Are MESH Cities Machine-to-Machine, Or People-to-People?

The Internet of Things will reach into all parts of our lives

Are cities about machines or about people? The answer to that question will be among the most important we as a civilization tackle in the coming decades. And if we get the answer wrong, well we risk going down a slippery slope. MESH Cities believes, however, we’ll get it right.

Forbes on-line published their take on a study done by Constellation Research. Titled, “The Internet of Things and Change – Will You Be Ready For The M2M World?” the story gives a brief overview of how the IoT along with Machine-to-Machine infrastructure is about to change the way we do things. Joseph A. di Paolantonio writes:

  1. Sensors are everywhere. The camera at the traffic light and overseeing the freeway; those are sensors. That new bump in the parking space and new box on the street lamp; those are sensors. From listening for gun shots to monitoring a chicken coop, sensors are cropping up in every area of your life.
  2. Machine to Machine [M2M] relationships will generate connected data that will affect every aspect of your life. Connected Data will be used to fine-tune predictives that will prevent crimes, anticipate your next purchase and take over control of your car to avoid traffic jams. The nascent form of this is already happening: Los Angeles and Santa Cruz police are using PredPol to predict & prevent crimes, location aware ads popping up in your favorite smartphone apps, and Nevada and California are giving driver licenses to robotic cars.
  3. Sustainability isn’t about saving the planet, it’s about saving money. Saving the planet, reducing dependence on polluting energy sources and reducing waste in landfills are all good things, but they aren’t part of the fiduciary responsibilities of most executives. However, Smart Buildings, recycling & composting, and Green IT all increase a company’s bottom line and that does fall under every executive’s fiduciary goals.

Quite a list even if it is a superficial one. But if you are worried about the way many aspects of human existence are being quantified by big data and complex, predictive algorithms, then MESH Cities is probably not one of your favourite sites. We’ve discussed that some governments may well lose track of the principles of democracy when they can suddenly get access to a trove of personal information only imagined by East Berlin’s notorious Stasis.

Our belief is that the ultimate benefits to society that smart systems bring will triumph. Invasive behaviour by governments will fall off when they and the public they represent learn that data insecurity is a two way street. After all, people will be just as empowered as governments by these new technologies, and as Canada’s Pierre Trudeau rightly said: “The state has no business in the bedrooms of the nation.” If he were alive he might add that states have no business reading people’s email, especially since a myriad of laws going back to the Magna Carta frown on such behaviour.

So let’s move on to the positive benefits these technologies bring. di Paolantonio is right when he points out that companies adopting these systems may just save the planet while doing what they do best—making money.
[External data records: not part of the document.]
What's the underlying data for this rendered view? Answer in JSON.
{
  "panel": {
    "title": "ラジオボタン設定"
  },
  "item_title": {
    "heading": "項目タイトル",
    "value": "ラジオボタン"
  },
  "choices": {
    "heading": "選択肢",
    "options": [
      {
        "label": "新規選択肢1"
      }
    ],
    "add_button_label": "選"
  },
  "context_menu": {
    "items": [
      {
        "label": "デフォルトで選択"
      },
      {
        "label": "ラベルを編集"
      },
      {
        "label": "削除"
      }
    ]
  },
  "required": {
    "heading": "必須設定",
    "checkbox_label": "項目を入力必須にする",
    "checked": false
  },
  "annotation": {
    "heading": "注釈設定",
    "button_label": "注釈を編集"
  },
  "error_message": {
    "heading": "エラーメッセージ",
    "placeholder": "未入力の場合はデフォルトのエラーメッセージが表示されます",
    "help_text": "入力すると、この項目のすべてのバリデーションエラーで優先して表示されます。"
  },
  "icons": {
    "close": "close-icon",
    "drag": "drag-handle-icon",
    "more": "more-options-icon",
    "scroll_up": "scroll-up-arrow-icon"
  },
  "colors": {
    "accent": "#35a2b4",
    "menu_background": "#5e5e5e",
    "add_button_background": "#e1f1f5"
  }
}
If we can get over the 1% – 99% thing and fine-tune the way our free markets work, then the IoT and M2M could well make the 20th Century’s massive build-out of transit and water management systems seem like small potatoes.

Don’t forget, life is about people, not machines. And like John Lennon said, “Life is what happens to you while you’re busy making other plans.” In our experience people everywhere move towards the things that give them pleasure and the security they need to enjoy life, build families, and generally just get on with things.

Doing just that is what a well thought out IoT and M2M infrastructure will enable.

Take a look at the above chart. One segment, the “Smart Planet” component, bundles together a trove of functions with the goal of making life better. Who can argue with drinking clean water,  breathing fresh air, and getting around by effective transit? No one I know. Sure, a lot of people may argue about how to do it, but few want to be sucking gas fumes while drinking poisoned water as they wait for a two hour traffic jam to clear up.

A traffic jam in China was 60 kilometers and nine days long

We are at a tipping point. Intelligent systems along with mass production are propelling us to what can only be described as an end game of technological advancement: Building sustainable, livable cities for a population now threatening the globe’s ability to maintain it. We can manage that transition if we continue to use technology as a tool of empowerment for people. We can also build a safe, clean economy that will eclipse anything previous civilizations managed.

We know the answer. We just have to be sure it is distributed to the people who need it.

Previous articleEmergency Power From Green Cars
Next articleMESH Cities Roundup For This Week—Think Big